There are many small towns in the interior part of the island with two of the more exciting ones being Chalki and Apiranthos. Both of these towns have their own charm, and are fun to wander through. Chalki was a town that was inhabited by Crete refugees many years ago, and they brought their knowledge of marble working with them. The town is basically made of this marble, and it makes for an enjoyable day to walk through the town and marvel at the architecture.

Apiranthos is more built up than Chaki and sits in a valley floor. At first look, it might appear to be like any other small town in Europe, but its real charm comes in the old downtown area. There are great walking streets with nice restaurants, galleries and shops. But the real appeal of this town is getting out of it. There is a hiking loop that goes for six-and-a-half kilometers. On it, you will be able to find some historic places that you would expect to find on a Greek island though most of them a Greek Orthodox in nature and not the more historic Greek gods that first come to mind when thinking about this country.

That does not mean that there are not plenty of these features left from Ancient Greece on the island. There is the Temple of Demetrius which has been turned into a museum. If you want to go there make sure that you go earlier in the day because they do close up early in the afternoon. We had made it there at 4 o’clock after touring around the interior of the island and they were locking up, but looking at for a distance it looked like a place worth visiting. If you want to look for something free, there is the unfinished statue of Dionysus. It sits in the same place where they were working on it and it is a huge piece of marble that weighs over 60 tons. It is not hard to find and sit only fifty feet off of the side of the road.

Basically, anywhere you go in the interior of Naxos island will surprise you. It is worth renting a car for a day or two if you are out here and checking out all this island has to offer. It is not just beaches and a big city on the edge of an island. The island is filled with culture just waiting for you to voyage out to find it.

Sunset in Naxos – Naxos, Greece

One of the greatest appeals of the island of Naxos is the fact that the major city on the island faces to the west, giving people who visit the perfect opportunity to watch the sun set every evening. For those of you who followed my blog during the time I was trapped in Thailand knew that I spent a lot of my time out there searching for the perfect sunset. So now that I am on another island that offers the same feature, of course I would take advantage of it.

The perches that a person can find in this city are countless and each one gives its unique perspective. I was lucky enough to have found one in the little apartment that we rented while we were out here. It has a beautiful roof patio that gives that perfect view over the ocean. There are a couple of buildings in the way, but it still made for the perfect opportunity for pictures.

Most visitors like to head out to the peninsula at the tip of the island to get the perfect picture there. Not only does it get you away from all of the modern buildings, but it also offers the perfect structure to take the pictures with, Apollo’s Temple.

Of course the perfect shot that everybody tries to obtain is the sun sinking below the horizon while being framed by the forgotten door way.
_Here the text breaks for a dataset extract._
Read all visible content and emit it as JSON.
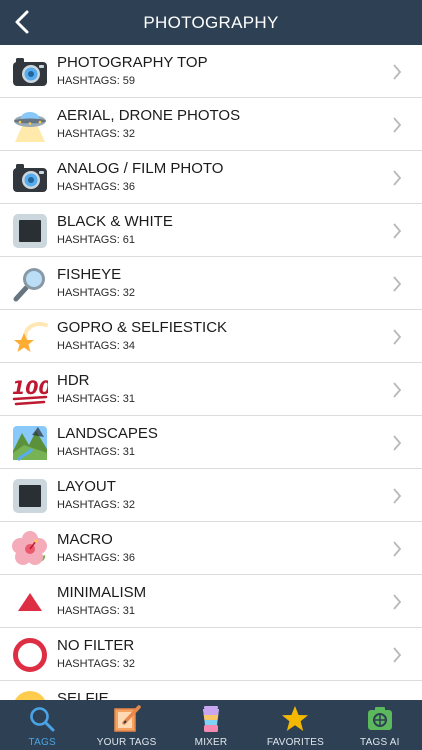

I don’t know what this is like during the height of tourist season, but I suspect that you will need to get out there early if you wish to position yourself for the perfect spot to get that picture. I was lucky enough to be out here during the offseason, and did not have to fight for that spot, but the wind still likes to whip over this little plot of land and makes it really cold. If you find yourself out here during the same time, I highly recommend dressing in warm clothes because you will need them while you are watching the sun set.

Some people still find the perfect spot along the coast for their picture. There a lot of those little spots as well. No matter where you go to get that picture, you will not be disappointed because Naxos has plenty of great places to get that amazing sunset snapshot.